Modern-day aquaculture, or fish farming, plays an important role in seafood production. It was revolutionized by a growing demand for seafood worldwide. In just the last few decades, major strides have been made in the aquaculture community resulting in the most efficient and sustainably farmed seafood products available to markets globally. The idea that fish farming is the “wild west” without robust standards and regulations associated with other types of agriculture is wrong. A wealth of third-party certification systems provide additional tools to ensure sustainable and ethical fish farming.
Vegan Fish: Labeling or Lying?
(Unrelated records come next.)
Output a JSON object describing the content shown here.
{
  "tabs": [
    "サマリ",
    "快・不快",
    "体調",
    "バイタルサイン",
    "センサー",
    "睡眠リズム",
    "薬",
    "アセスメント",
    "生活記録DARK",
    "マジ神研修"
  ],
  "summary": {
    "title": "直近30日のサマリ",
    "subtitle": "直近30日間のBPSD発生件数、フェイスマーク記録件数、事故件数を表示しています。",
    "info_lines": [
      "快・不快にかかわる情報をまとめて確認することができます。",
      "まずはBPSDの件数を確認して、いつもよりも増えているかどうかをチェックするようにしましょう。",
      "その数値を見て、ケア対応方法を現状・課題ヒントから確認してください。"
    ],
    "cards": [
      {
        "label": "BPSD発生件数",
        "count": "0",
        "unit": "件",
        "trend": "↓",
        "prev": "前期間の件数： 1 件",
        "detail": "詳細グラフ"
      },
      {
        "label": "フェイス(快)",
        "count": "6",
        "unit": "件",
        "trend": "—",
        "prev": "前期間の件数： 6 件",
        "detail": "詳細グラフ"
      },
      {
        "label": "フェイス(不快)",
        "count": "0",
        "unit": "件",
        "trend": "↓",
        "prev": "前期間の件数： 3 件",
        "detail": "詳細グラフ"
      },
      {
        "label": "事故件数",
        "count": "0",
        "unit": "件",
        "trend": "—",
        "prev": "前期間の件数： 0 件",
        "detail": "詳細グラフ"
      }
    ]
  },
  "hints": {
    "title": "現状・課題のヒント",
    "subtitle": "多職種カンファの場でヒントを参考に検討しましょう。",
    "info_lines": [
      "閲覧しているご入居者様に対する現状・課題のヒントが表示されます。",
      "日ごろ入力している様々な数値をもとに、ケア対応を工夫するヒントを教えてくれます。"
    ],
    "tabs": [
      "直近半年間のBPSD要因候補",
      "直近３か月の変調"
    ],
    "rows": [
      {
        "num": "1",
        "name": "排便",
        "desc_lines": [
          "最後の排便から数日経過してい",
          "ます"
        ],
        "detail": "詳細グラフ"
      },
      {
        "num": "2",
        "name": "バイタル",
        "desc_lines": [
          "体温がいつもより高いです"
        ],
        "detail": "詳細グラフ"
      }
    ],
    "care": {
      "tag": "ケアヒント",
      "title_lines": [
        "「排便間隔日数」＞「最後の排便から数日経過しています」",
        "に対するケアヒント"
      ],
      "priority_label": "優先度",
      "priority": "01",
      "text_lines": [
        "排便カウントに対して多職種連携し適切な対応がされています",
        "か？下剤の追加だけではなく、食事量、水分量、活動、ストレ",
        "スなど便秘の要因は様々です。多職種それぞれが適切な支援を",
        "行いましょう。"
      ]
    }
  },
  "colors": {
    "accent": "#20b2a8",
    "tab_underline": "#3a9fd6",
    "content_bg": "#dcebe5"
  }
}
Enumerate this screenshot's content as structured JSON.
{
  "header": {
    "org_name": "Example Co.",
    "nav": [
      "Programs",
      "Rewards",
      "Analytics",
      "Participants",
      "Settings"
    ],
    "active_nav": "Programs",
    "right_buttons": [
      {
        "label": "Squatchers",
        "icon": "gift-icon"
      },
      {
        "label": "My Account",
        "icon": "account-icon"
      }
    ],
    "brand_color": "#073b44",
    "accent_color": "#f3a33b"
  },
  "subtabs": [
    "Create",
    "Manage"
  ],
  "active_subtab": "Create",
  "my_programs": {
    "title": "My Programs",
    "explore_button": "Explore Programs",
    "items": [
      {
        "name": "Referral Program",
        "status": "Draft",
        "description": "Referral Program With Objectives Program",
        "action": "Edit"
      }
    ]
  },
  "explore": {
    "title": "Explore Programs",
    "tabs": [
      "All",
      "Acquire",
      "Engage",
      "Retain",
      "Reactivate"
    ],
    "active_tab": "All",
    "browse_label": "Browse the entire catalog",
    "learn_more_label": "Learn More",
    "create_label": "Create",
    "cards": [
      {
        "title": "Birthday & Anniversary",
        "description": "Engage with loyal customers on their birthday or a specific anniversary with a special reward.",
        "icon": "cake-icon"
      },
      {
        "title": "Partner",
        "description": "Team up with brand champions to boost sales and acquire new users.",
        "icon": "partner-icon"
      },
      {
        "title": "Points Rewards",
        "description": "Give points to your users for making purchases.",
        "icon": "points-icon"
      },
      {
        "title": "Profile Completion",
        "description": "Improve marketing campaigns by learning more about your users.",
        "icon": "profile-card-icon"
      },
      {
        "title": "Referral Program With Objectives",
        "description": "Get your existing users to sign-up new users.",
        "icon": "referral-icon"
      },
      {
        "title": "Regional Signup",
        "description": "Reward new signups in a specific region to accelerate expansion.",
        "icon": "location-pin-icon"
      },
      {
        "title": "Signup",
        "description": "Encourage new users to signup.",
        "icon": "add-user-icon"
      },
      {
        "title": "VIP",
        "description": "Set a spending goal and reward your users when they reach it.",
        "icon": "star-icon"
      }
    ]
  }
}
When a company like Good Catch calls itself “Seafood without Sacrifice” or Ocean Hugger claims to be “plant-based seafood” they clearly know they’re not “seafood,” or vegan fish. And perhaps the FDA does too? Yet these companies continue to simply label and promote their products any way they want, despite the fact that FDA’s own Compliance Policy Guide (540.700 – Labeling of Processed and Blended Seafood Products Made Primarily with Fish Protein) states that a seafood product which “resembles a specific type of seafood, including its shape, form, or color, but is nutritionally inferior … to that seafood… must be labeled as imitation …”.
The Bottom Line on Vegan Fish
Aside from the ones mentioned here, there are other companies developing plant-based impostors as well. They can, and should, market their products responsibly. But if they’re being disingenuous about the nutritional value of these seafood “alternatives” and making outlandish sustainability claims about fisheries and aquaculture (all while trading on seafood’s good name), they should be called what they are; snake oil salesmen…. pardon… imitation snake oil salesmen.